He, along with several activists who have voiced political dissent in recent months have been detained by Nigerian authorities, denoting an upward shift on crackdowns on members of the press and attacks on basic civil liberties in Nigeria under President Muhammadu Buhari's administration. "This truly is a threat to freedom of press, freedom of speech and expression," Sowore tells OkayAfrica. "As much progress as we thought we had made, a lot of the events truly sadden me."
Others who have been arrested include fellow #RevolutionNow activists, Olawale Bakare another member arrested in Osogbo Nigeria.

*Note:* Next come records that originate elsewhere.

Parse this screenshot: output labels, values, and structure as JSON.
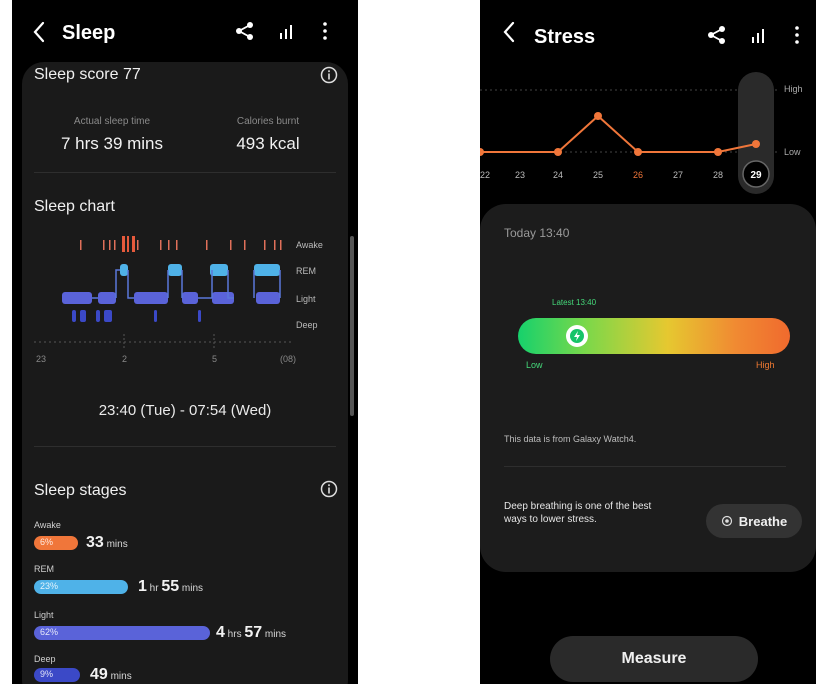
{
  "sleep": {
    "title": "Sleep",
    "score_label": "Sleep score 77",
    "stats": [
      {
        "label": "Actual sleep time",
        "value": "7 hrs 39 mins"
      },
      {
        "label": "Calories burnt",
        "value": "493 kcal"
      }
    ],
    "chart": {
      "title": "Sleep chart",
      "levels": [
        "Awake",
        "REM",
        "Light",
        "Deep"
      ],
      "x_ticks": [
        "23",
        "2",
        "5",
        "(08)"
      ],
      "time_range": "23:40 (Tue) - 07:54 (Wed)"
    },
    "stages": {
      "title": "Sleep stages",
      "items": [
        {
          "label": "Awake",
          "pct": "6%",
          "fill": 0.06,
          "color": "#f0763a",
          "value_num": "33",
          "value_unit": " mins"
        },
        {
          "label": "REM",
          "pct": "23%",
          "fill": 0.23,
          "color": "#4fb2e8",
          "value_num": "1",
          "value_unit": " hr ",
          "value_num2": "55",
          "value_unit2": " mins"
        },
        {
          "label": "Light",
          "pct": "62%",
          "fill": 0.62,
          "color": "#5a63d9",
          "value_num": "4",
          "value_unit": " hrs ",
          "value_num2": "57",
          "value_unit2": " mins"
        },
        {
          "label": "Deep",
          "pct": "9%",
          "fill": 0.09,
          "color": "#3b49c7",
          "value_num": "49",
          "value_unit": " mins"
        }
      ]
    }
  },
  "stress": {
    "title": "Stress",
    "chart": {
      "levels": [
        "High",
        "Low"
      ],
      "days": [
        "22",
        "23",
        "24",
        "25",
        "26",
        "27",
        "28",
        "29"
      ],
      "selected_day": "29"
    },
    "timestamp": "Today 13:40",
    "latest": "Latest 13:40",
    "gauge_value": 0.1,
    "low_label": "Low",
    "high_label": "High",
    "source": "This data is from Galaxy Watch4.",
    "tip": "Deep breathing is one of the best ways to lower stress.",
    "breathe_label": "Breathe",
    "measure_label": "Measure"
  }
}
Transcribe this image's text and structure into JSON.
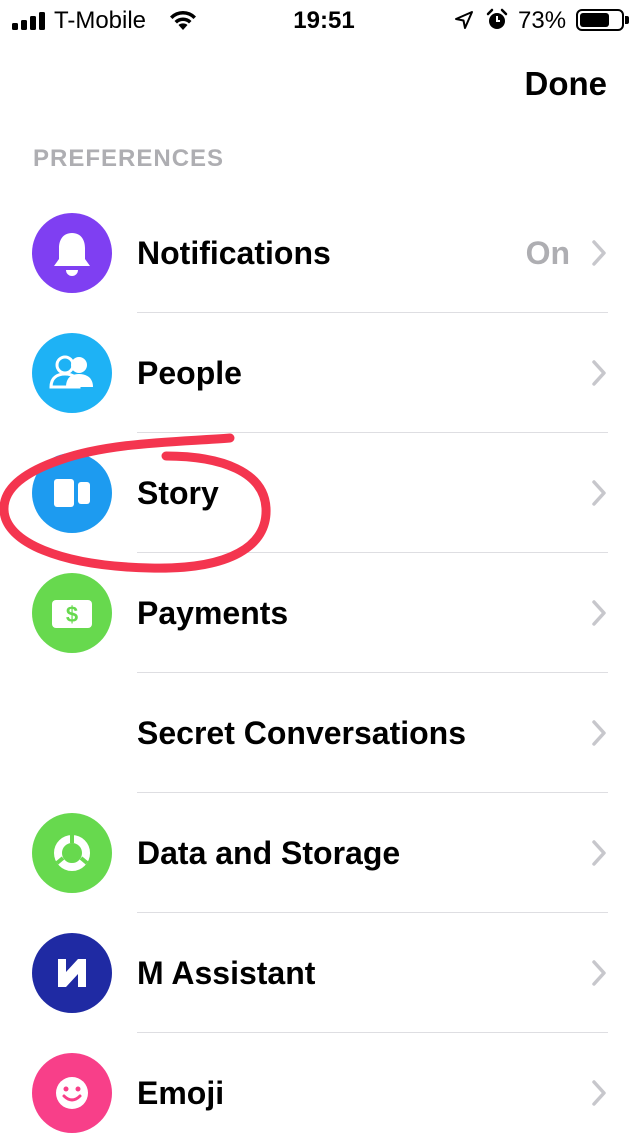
{
  "status_bar": {
    "carrier": "T-Mobile",
    "time": "19:51",
    "battery_percent_label": "73%",
    "battery_level": 0.73,
    "icons": [
      "signal-icon",
      "wifi-icon",
      "location-arrow-icon",
      "alarm-clock-icon",
      "battery-icon"
    ]
  },
  "nav": {
    "done_label": "Done"
  },
  "section": {
    "header": "PREFERENCES"
  },
  "rows": [
    {
      "label": "Notifications",
      "value": "On",
      "icon": "bell-icon",
      "icon_color": "#7f3ff2"
    },
    {
      "label": "People",
      "value": "",
      "icon": "people-icon",
      "icon_color": "#1eb2f5"
    },
    {
      "label": "Story",
      "value": "",
      "icon": "story-icon",
      "icon_color": "#1d9bf0"
    },
    {
      "label": "Payments",
      "value": "",
      "icon": "dollar-icon",
      "icon_color": "#67d94e"
    },
    {
      "label": "Secret Conversations",
      "value": "",
      "icon": "",
      "icon_color": ""
    },
    {
      "label": "Data and Storage",
      "value": "",
      "icon": "pie-chart-icon",
      "icon_color": "#67d94e"
    },
    {
      "label": "M Assistant",
      "value": "",
      "icon": "m-assistant-icon",
      "icon_color": "#1f2aa3"
    },
    {
      "label": "Emoji",
      "value": "",
      "icon": "smiley-icon",
      "icon_color": "#f83f89"
    }
  ],
  "colors": {
    "section_header": "#aeaeb2",
    "value_text": "#aeaeb2",
    "divider": "#dedee2",
    "annotation": "#f4354f"
  }
}
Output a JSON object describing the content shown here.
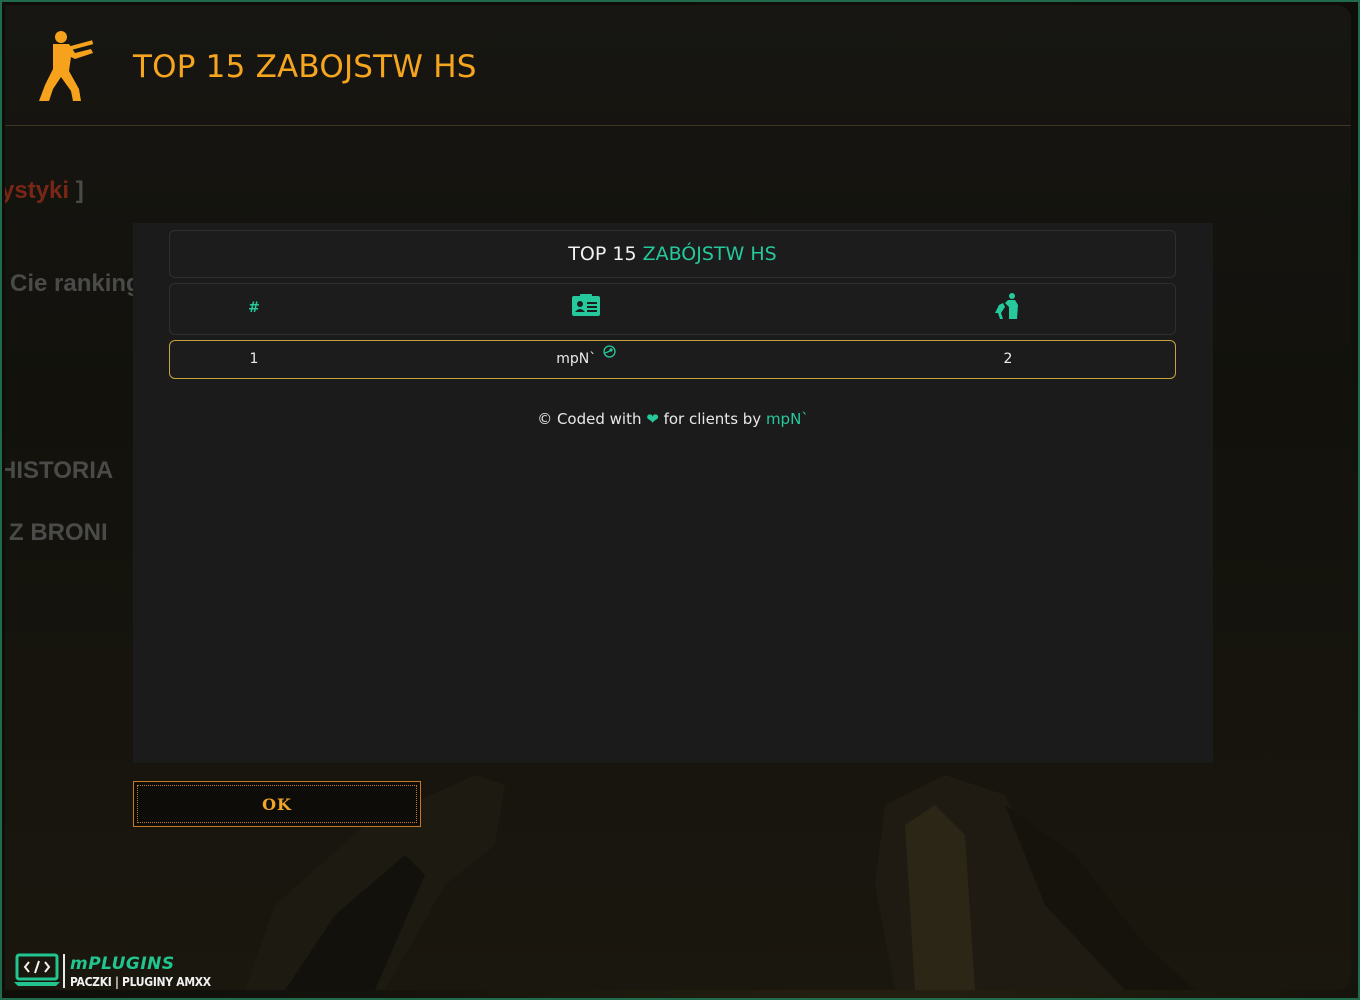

The movement's mission is to urge the government to take greater steps towards fighting insecurity, and advocate for improved education in the densely populated country.
Protests in support of Sowore took place last week, and another is set to occur at the Nigerian mission to the UN in New York City tomorrow, September 24, the same day as Sowore's first court appearance. There has been growing support for Sowore internationally, as several human rights activists across the diaspora have become involved in advocating for his release. Earlier this month a coalition of US and Nigerian activists, including Black Lives Matter co-founder, Opal Tometi, activist Folabi Olajbaju and more, sent a letter to the Nigerian ambassador to the United States, Sylvanus Adiewere Nsofor, demanding his immediate release. "The Nigerian people and people of good will around the world are watching," said Olabaju in a statement. "We will oppose all efforts to suppress the rights of the people and silence democracy defenders."
The letter also pushes for the release of several others who are believed to be unjustly detained by the Nigerian government. "Abubakar Idris, who has been held incommunicado after criticizing the Kano state government;" the letter reads. "Stephen Kefas, an activist in the tense Nigerian Delta oil fields imprisoned for more than three months for distributing a press report embarrassing to the state governor; journalists Agba Jalingo and Jones Abiri, who spent over two years in detention without charge; whistleblower George Uboh who exposed malfeasance at the Nigerian Central Bank; Olawale Adebayo, a pro-democracy activist arrested in August, and Muslim spiritual leader Sheik Ibraheem El-Zakzaky."
The arrests reveal the growing gaps in Nigeria's democracy—the largest in Africa which has implications for the rest of the continent. "It feels like the '90s again," says Sowore, referencing one of Nigeria's most politically turbulent periods under the dictatorship of Sani Abacha. "It's so important for democratic societies to have freedom of press. It's the only way to hold the government accountable."